Oliver Hancox, from Devon, is just 14 but a keen sailing enthusiast. After losing his father to cancer last year, Oliver wanted to undertake a challenge which would raise both money and awareness for Cancer Research, but also make his father proud. His father, Neil Hancox, was the first person to windsurf across the English Channel in a team relay in 1983 and undertaking a similar challenge seemed, to Oliver, a fitting way to remember him.
Oliver has this month started an intensive eight week training programme with his safety boat; before the harsh effects of winter set in. The voyage itself is planned for May 2010. His boat will remain berthed in Mayflower Marina free of charge throughout the training period with the money instead being donated to Cancer Research.
Oliver will be sailing the 115 miles from Plymouth to Roscoff in a five metre, Silhouette Mk II Hurley. The journey is estimated to take around 24 hours. The boat, named Cariad, was carefully restored over the summer to prepare for the challenge.
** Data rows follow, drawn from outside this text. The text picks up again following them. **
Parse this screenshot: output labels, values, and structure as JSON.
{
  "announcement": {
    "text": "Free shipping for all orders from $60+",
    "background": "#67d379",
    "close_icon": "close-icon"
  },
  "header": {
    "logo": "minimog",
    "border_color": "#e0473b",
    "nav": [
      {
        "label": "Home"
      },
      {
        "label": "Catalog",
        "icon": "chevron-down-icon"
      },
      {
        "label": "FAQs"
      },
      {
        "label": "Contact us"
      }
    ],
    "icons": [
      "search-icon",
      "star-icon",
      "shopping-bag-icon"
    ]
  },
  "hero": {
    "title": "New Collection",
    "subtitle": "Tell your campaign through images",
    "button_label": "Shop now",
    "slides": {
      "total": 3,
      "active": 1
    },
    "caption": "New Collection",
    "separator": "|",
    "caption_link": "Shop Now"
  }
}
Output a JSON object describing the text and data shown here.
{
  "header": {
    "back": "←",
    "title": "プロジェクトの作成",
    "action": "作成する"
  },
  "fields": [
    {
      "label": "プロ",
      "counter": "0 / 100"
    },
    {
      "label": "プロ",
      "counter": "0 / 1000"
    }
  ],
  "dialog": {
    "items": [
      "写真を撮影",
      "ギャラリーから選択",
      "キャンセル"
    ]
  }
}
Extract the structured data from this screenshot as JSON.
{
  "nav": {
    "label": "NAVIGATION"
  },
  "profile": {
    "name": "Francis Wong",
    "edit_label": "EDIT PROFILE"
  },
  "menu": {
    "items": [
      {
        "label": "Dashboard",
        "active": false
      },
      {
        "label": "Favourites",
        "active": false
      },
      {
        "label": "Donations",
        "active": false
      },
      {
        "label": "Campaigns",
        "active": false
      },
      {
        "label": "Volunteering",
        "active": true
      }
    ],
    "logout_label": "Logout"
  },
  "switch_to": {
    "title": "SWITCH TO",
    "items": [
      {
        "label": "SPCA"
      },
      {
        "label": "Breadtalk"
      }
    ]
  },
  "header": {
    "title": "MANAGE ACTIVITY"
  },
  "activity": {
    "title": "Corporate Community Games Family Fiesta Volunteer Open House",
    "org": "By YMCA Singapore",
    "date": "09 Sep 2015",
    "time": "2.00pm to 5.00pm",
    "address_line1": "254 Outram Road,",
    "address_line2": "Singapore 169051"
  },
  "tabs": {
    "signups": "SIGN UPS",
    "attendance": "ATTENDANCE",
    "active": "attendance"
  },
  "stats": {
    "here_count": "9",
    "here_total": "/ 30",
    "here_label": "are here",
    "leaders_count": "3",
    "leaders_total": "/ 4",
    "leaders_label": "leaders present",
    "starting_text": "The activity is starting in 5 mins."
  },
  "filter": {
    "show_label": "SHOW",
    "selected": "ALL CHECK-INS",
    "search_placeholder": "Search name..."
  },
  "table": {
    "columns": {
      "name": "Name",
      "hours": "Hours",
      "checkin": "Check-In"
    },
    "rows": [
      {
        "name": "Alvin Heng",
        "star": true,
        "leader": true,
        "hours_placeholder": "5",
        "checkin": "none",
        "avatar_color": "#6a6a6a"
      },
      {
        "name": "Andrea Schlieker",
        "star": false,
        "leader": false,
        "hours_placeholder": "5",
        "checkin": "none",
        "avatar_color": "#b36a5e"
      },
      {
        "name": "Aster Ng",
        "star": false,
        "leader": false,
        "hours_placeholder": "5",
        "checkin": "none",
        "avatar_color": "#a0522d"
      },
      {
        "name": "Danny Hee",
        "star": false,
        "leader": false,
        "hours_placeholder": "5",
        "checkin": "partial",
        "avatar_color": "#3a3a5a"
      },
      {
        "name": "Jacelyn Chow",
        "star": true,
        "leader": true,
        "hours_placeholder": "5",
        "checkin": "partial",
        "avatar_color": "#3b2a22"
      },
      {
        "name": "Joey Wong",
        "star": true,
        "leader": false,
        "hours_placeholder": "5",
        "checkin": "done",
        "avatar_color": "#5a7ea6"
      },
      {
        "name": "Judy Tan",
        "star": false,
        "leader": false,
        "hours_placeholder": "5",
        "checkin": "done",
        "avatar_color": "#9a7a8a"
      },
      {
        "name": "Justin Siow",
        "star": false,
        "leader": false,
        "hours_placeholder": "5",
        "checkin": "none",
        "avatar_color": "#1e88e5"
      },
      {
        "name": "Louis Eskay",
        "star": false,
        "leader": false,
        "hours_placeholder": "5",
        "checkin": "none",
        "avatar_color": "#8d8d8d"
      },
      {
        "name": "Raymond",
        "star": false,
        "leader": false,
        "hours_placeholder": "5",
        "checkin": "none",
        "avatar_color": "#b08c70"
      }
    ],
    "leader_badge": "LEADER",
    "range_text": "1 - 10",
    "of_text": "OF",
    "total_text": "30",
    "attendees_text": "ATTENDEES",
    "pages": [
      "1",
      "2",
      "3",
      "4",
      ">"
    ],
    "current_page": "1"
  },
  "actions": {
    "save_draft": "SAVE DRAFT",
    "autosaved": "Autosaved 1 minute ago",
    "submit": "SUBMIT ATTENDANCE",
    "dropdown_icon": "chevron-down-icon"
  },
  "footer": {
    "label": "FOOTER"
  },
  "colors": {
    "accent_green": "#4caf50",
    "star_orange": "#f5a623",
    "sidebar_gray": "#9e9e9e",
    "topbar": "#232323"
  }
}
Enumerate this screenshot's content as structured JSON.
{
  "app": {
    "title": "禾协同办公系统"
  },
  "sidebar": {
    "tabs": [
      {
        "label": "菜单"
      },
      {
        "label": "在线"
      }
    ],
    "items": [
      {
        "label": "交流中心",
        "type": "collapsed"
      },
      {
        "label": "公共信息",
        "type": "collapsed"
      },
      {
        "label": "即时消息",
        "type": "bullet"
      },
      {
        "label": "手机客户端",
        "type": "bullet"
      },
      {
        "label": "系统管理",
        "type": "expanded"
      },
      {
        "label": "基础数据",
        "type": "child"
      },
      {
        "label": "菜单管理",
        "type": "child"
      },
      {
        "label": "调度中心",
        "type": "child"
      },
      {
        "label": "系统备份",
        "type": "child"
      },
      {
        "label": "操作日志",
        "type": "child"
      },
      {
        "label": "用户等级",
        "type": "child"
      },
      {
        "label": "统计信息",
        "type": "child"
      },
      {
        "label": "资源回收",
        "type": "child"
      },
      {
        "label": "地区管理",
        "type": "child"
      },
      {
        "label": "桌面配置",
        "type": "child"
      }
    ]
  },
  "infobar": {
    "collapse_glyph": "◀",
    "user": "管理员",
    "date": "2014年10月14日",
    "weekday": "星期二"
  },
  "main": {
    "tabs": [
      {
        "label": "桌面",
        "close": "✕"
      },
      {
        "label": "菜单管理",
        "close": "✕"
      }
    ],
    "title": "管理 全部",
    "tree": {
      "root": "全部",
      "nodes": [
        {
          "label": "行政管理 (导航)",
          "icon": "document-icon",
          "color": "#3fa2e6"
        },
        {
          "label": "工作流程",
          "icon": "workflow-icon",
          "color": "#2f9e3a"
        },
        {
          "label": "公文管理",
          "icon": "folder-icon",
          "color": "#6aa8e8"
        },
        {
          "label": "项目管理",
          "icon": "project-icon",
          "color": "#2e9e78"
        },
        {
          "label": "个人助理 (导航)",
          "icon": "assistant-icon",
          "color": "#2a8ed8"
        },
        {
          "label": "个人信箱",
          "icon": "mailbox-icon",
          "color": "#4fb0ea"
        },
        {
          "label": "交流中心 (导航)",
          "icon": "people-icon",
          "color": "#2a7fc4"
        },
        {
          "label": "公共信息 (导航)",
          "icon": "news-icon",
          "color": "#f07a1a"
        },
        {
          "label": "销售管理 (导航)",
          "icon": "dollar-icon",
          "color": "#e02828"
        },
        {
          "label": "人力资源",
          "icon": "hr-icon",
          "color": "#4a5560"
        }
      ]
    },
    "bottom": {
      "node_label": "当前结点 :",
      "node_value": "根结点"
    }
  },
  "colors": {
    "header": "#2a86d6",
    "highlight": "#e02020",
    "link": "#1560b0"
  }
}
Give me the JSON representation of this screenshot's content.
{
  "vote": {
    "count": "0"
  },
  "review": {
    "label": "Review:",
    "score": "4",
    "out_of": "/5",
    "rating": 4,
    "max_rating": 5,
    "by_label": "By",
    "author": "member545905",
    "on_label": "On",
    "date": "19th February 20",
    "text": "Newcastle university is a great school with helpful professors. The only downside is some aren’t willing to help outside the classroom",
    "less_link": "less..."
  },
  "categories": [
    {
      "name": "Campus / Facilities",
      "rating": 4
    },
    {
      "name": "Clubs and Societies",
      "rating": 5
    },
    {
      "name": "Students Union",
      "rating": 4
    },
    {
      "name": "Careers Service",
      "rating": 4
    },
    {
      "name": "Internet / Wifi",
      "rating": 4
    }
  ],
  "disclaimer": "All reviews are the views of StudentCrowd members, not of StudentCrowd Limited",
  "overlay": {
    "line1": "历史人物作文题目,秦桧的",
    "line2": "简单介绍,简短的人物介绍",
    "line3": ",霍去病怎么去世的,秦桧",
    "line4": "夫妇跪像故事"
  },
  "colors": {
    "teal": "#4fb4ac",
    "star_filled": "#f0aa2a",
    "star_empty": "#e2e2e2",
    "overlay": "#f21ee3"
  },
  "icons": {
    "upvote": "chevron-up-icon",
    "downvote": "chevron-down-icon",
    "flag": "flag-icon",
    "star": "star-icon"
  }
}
Charles Bush, Managing Director of Mayflower Marina, commented: “Oliver is incredibly brave to even think of sailing across the Channel alone at the age of 14. The fact that he is raising money for Cancer Research, in the name of his late father, made it impossible for us not to support him in some small way. We will be providing him with free berthing throughout the duration of his training, allowing this money to instead be given to the charity. We really do wish him the very best in his quest and remain confident that his passion and determination will see him through to Roscoff.”
Oliver added: “This is one of the most important things I have ever done. I hope to raise £10,000 for Cancer Research, as well as boost awareness of the charity and its work. Cancer affects so many people and I think this is why the support I am seeing is already so strong. My Dad always loved adventure and this seems to have been passed down to me too. I am a little scared, but also incredibly excited and pleased that I can do my bit to help people in the future.”
Mayflower Marina is situated in the heart of Plymouth, in the midst of some of the UK’s best cruising waters. It was established in 1980 and is a member of TransEurope Marinas. The marina itself is owned by a number of shareholders (Sailport Plc) of whom the vast majority are berth holders. Fifty members of staff are employed on the site.
Significant investment into the marina has resulted in a high standard of all amenities. Mayflower Marina prides itself on its value for money and competitive prices. Customer care and attention are guaranteed at every visit.
For further information please visit www.mayflowermarina.co.uk